Look through the records below and give the number of lines holding the string "emote", nothing more.
═══ Data provided
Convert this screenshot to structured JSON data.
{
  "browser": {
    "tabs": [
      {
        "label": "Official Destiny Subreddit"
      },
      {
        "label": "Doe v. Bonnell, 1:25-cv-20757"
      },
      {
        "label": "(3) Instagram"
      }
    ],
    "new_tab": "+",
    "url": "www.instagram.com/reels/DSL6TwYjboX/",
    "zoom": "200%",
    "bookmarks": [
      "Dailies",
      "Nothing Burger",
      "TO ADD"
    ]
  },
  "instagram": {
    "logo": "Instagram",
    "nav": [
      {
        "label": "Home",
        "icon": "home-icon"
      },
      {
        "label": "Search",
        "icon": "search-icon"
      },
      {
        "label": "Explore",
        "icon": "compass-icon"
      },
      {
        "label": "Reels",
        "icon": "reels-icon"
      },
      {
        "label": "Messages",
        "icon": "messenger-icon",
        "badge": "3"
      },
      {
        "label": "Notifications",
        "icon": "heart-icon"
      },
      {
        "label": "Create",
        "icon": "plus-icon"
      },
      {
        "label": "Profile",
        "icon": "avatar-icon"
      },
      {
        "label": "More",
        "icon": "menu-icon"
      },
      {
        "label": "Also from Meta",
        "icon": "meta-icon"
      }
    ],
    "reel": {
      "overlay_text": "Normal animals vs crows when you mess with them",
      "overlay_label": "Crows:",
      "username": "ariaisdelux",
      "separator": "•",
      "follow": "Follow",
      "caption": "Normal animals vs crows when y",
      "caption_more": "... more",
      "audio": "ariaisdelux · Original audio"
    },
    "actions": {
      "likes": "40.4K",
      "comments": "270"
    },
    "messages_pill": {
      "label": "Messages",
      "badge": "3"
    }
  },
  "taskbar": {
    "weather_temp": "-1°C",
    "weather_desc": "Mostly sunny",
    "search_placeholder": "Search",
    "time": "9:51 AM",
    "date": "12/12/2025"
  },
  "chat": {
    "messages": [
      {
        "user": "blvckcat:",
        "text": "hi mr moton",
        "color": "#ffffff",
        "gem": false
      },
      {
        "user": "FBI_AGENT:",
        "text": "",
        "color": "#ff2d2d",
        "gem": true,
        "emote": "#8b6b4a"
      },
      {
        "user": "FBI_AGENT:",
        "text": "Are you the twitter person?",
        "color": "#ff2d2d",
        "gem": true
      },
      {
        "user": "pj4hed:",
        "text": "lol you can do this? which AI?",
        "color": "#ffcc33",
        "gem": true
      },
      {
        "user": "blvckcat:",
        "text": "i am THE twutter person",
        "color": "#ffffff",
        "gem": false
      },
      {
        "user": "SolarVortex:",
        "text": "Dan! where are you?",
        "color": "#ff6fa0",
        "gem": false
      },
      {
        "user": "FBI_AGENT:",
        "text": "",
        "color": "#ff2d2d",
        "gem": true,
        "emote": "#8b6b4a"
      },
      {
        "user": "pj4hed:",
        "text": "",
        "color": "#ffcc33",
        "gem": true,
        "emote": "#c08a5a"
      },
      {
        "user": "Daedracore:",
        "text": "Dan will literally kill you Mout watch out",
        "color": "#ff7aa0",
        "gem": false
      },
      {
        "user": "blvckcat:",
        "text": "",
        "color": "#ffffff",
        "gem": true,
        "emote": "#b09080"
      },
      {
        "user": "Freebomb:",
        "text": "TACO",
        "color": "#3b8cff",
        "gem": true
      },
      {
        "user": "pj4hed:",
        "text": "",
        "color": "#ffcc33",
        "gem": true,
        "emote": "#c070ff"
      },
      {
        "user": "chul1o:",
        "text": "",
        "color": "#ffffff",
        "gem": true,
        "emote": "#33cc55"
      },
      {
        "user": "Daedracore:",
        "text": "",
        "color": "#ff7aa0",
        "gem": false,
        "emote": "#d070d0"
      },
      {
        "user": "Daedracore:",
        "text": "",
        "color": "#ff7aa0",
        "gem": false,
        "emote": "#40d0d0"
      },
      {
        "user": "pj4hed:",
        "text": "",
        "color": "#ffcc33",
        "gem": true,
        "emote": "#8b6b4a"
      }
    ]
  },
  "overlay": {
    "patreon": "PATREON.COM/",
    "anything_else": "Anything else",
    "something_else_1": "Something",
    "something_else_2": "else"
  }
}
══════
» **The completed task**: 9